▸ **Assigned task**
Skipping all pictures, print exactly the lines below from the one with "Read all visible content and emit it as JSON." through the final line.
------ Records supplied ------
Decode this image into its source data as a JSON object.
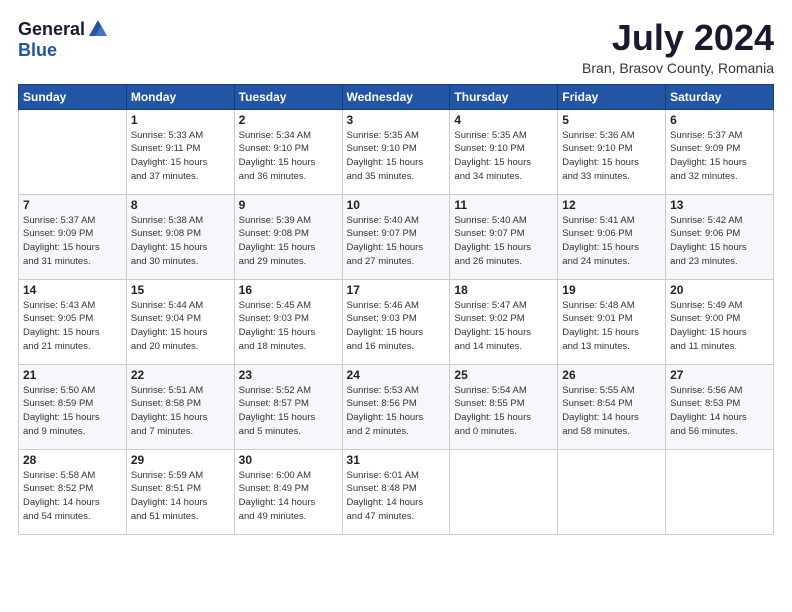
{
  "header": {
    "logo_general": "General",
    "logo_blue": "Blue",
    "month_year": "July 2024",
    "location": "Bran, Brasov County, Romania"
  },
  "days_of_week": [
    "Sunday",
    "Monday",
    "Tuesday",
    "Wednesday",
    "Thursday",
    "Friday",
    "Saturday"
  ],
  "weeks": [
    [
      {
        "day": "",
        "info": ""
      },
      {
        "day": "1",
        "info": "Sunrise: 5:33 AM\nSunset: 9:11 PM\nDaylight: 15 hours\nand 37 minutes."
      },
      {
        "day": "2",
        "info": "Sunrise: 5:34 AM\nSunset: 9:10 PM\nDaylight: 15 hours\nand 36 minutes."
      },
      {
        "day": "3",
        "info": "Sunrise: 5:35 AM\nSunset: 9:10 PM\nDaylight: 15 hours\nand 35 minutes."
      },
      {
        "day": "4",
        "info": "Sunrise: 5:35 AM\nSunset: 9:10 PM\nDaylight: 15 hours\nand 34 minutes."
      },
      {
        "day": "5",
        "info": "Sunrise: 5:36 AM\nSunset: 9:10 PM\nDaylight: 15 hours\nand 33 minutes."
      },
      {
        "day": "6",
        "info": "Sunrise: 5:37 AM\nSunset: 9:09 PM\nDaylight: 15 hours\nand 32 minutes."
      }
    ],
    [
      {
        "day": "7",
        "info": "Sunrise: 5:37 AM\nSunset: 9:09 PM\nDaylight: 15 hours\nand 31 minutes."
      },
      {
        "day": "8",
        "info": "Sunrise: 5:38 AM\nSunset: 9:08 PM\nDaylight: 15 hours\nand 30 minutes."
      },
      {
        "day": "9",
        "info": "Sunrise: 5:39 AM\nSunset: 9:08 PM\nDaylight: 15 hours\nand 29 minutes."
      },
      {
        "day": "10",
        "info": "Sunrise: 5:40 AM\nSunset: 9:07 PM\nDaylight: 15 hours\nand 27 minutes."
      },
      {
        "day": "11",
        "info": "Sunrise: 5:40 AM\nSunset: 9:07 PM\nDaylight: 15 hours\nand 26 minutes."
      },
      {
        "day": "12",
        "info": "Sunrise: 5:41 AM\nSunset: 9:06 PM\nDaylight: 15 hours\nand 24 minutes."
      },
      {
        "day": "13",
        "info": "Sunrise: 5:42 AM\nSunset: 9:06 PM\nDaylight: 15 hours\nand 23 minutes."
      }
    ],
    [
      {
        "day": "14",
        "info": "Sunrise: 5:43 AM\nSunset: 9:05 PM\nDaylight: 15 hours\nand 21 minutes."
      },
      {
        "day": "15",
        "info": "Sunrise: 5:44 AM\nSunset: 9:04 PM\nDaylight: 15 hours\nand 20 minutes."
      },
      {
        "day": "16",
        "info": "Sunrise: 5:45 AM\nSunset: 9:03 PM\nDaylight: 15 hours\nand 18 minutes."
      },
      {
        "day": "17",
        "info": "Sunrise: 5:46 AM\nSunset: 9:03 PM\nDaylight: 15 hours\nand 16 minutes."
      },
      {
        "day": "18",
        "info": "Sunrise: 5:47 AM\nSunset: 9:02 PM\nDaylight: 15 hours\nand 14 minutes."
      },
      {
        "day": "19",
        "info": "Sunrise: 5:48 AM\nSunset: 9:01 PM\nDaylight: 15 hours\nand 13 minutes."
      },
      {
        "day": "20",
        "info": "Sunrise: 5:49 AM\nSunset: 9:00 PM\nDaylight: 15 hours\nand 11 minutes."
      }
    ],
    [
      {
        "day": "21",
        "info": "Sunrise: 5:50 AM\nSunset: 8:59 PM\nDaylight: 15 hours\nand 9 minutes."
      },
      {
        "day": "22",
        "info": "Sunrise: 5:51 AM\nSunset: 8:58 PM\nDaylight: 15 hours\nand 7 minutes."
      },
      {
        "day": "23",
        "info": "Sunrise: 5:52 AM\nSunset: 8:57 PM\nDaylight: 15 hours\nand 5 minutes."
      },
      {
        "day": "24",
        "info": "Sunrise: 5:53 AM\nSunset: 8:56 PM\nDaylight: 15 hours\nand 2 minutes."
      },
      {
        "day": "25",
        "info": "Sunrise: 5:54 AM\nSunset: 8:55 PM\nDaylight: 15 hours\nand 0 minutes."
      },
      {
        "day": "26",
        "info": "Sunrise: 5:55 AM\nSunset: 8:54 PM\nDaylight: 14 hours\nand 58 minutes."
      },
      {
        "day": "27",
        "info": "Sunrise: 5:56 AM\nSunset: 8:53 PM\nDaylight: 14 hours\nand 56 minutes."
      }
    ],
    [
      {
        "day": "28",
        "info": "Sunrise: 5:58 AM\nSunset: 8:52 PM\nDaylight: 14 hours\nand 54 minutes."
      },
      {
        "day": "29",
        "info": "Sunrise: 5:59 AM\nSunset: 8:51 PM\nDaylight: 14 hours\nand 51 minutes."
      },
      {
        "day": "30",
        "info": "Sunrise: 6:00 AM\nSunset: 8:49 PM\nDaylight: 14 hours\nand 49 minutes."
      },
      {
        "day": "31",
        "info": "Sunrise: 6:01 AM\nSunset: 8:48 PM\nDaylight: 14 hours\nand 47 minutes."
      },
      {
        "day": "",
        "info": ""
      },
      {
        "day": "",
        "info": ""
      },
      {
        "day": "",
        "info": ""
      }
    ]
  ]
}
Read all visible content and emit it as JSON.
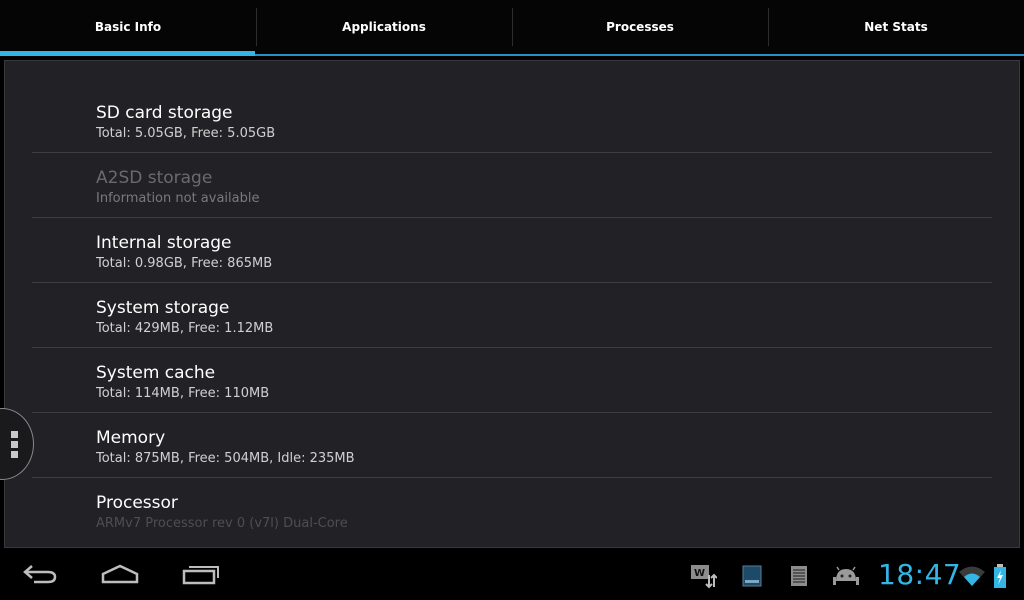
{
  "tabs": [
    {
      "label": "Basic Info",
      "active": true
    },
    {
      "label": "Applications",
      "active": false
    },
    {
      "label": "Processes",
      "active": false
    },
    {
      "label": "Net Stats",
      "active": false
    }
  ],
  "items": [
    {
      "title": "SD card storage",
      "subtitle": "Total: 5.05GB, Free: 5.05GB"
    },
    {
      "title": "A2SD storage",
      "subtitle": "Information not available"
    },
    {
      "title": "Internal storage",
      "subtitle": "Total: 0.98GB, Free: 865MB"
    },
    {
      "title": "System storage",
      "subtitle": "Total: 429MB, Free: 1.12MB"
    },
    {
      "title": "System cache",
      "subtitle": "Total: 114MB, Free: 110MB"
    },
    {
      "title": "Memory",
      "subtitle": "Total: 875MB, Free: 504MB, Idle: 235MB"
    },
    {
      "title": "Processor",
      "subtitle": "ARMv7 Processor rev 0 (v7l) Dual-Core"
    }
  ],
  "statusbar": {
    "clock": "18:47",
    "icons": [
      "usb-debug-icon",
      "sd-card-icon",
      "notes-icon",
      "android-debug-icon",
      "wifi-icon",
      "battery-charging-icon"
    ]
  },
  "navbar": {
    "buttons": [
      "back-icon",
      "home-icon",
      "recent-apps-icon"
    ]
  },
  "colors": {
    "accent": "#33b5e5",
    "panel": "#222226",
    "divider": "#3e3e42"
  }
}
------
▸ **Response**
Read all visible content and emit it as JSON.
{
  "tabs": [
    {
      "label": "Basic Info",
      "active": true
    },
    {
      "label": "Applications",
      "active": false
    },
    {
      "label": "Processes",
      "active": false
    },
    {
      "label": "Net Stats",
      "active": false
    }
  ],
  "items": [
    {
      "title": "SD card storage",
      "subtitle": "Total: 5.05GB, Free: 5.05GB"
    },
    {
      "title": "A2SD storage",
      "subtitle": "Information not available"
    },
    {
      "title": "Internal storage",
      "subtitle": "Total: 0.98GB, Free: 865MB"
    },
    {
      "title": "System storage",
      "subtitle": "Total: 429MB, Free: 1.12MB"
    },
    {
      "title": "System cache",
      "subtitle": "Total: 114MB, Free: 110MB"
    },
    {
      "title": "Memory",
      "subtitle": "Total: 875MB, Free: 504MB, Idle: 235MB"
    },
    {
      "title": "Processor",
      "subtitle": "ARMv7 Processor rev 0 (v7l) Dual-Core"
    }
  ],
  "statusbar": {
    "clock": "18:47",
    "icons": [
      "usb-debug-icon",
      "sd-card-icon",
      "notes-icon",
      "android-debug-icon",
      "wifi-icon",
      "battery-charging-icon"
    ]
  },
  "navbar": {
    "buttons": [
      "back-icon",
      "home-icon",
      "recent-apps-icon"
    ]
  },
  "colors": {
    "accent": "#33b5e5",
    "panel": "#222226",
    "divider": "#3e3e42"
  }
}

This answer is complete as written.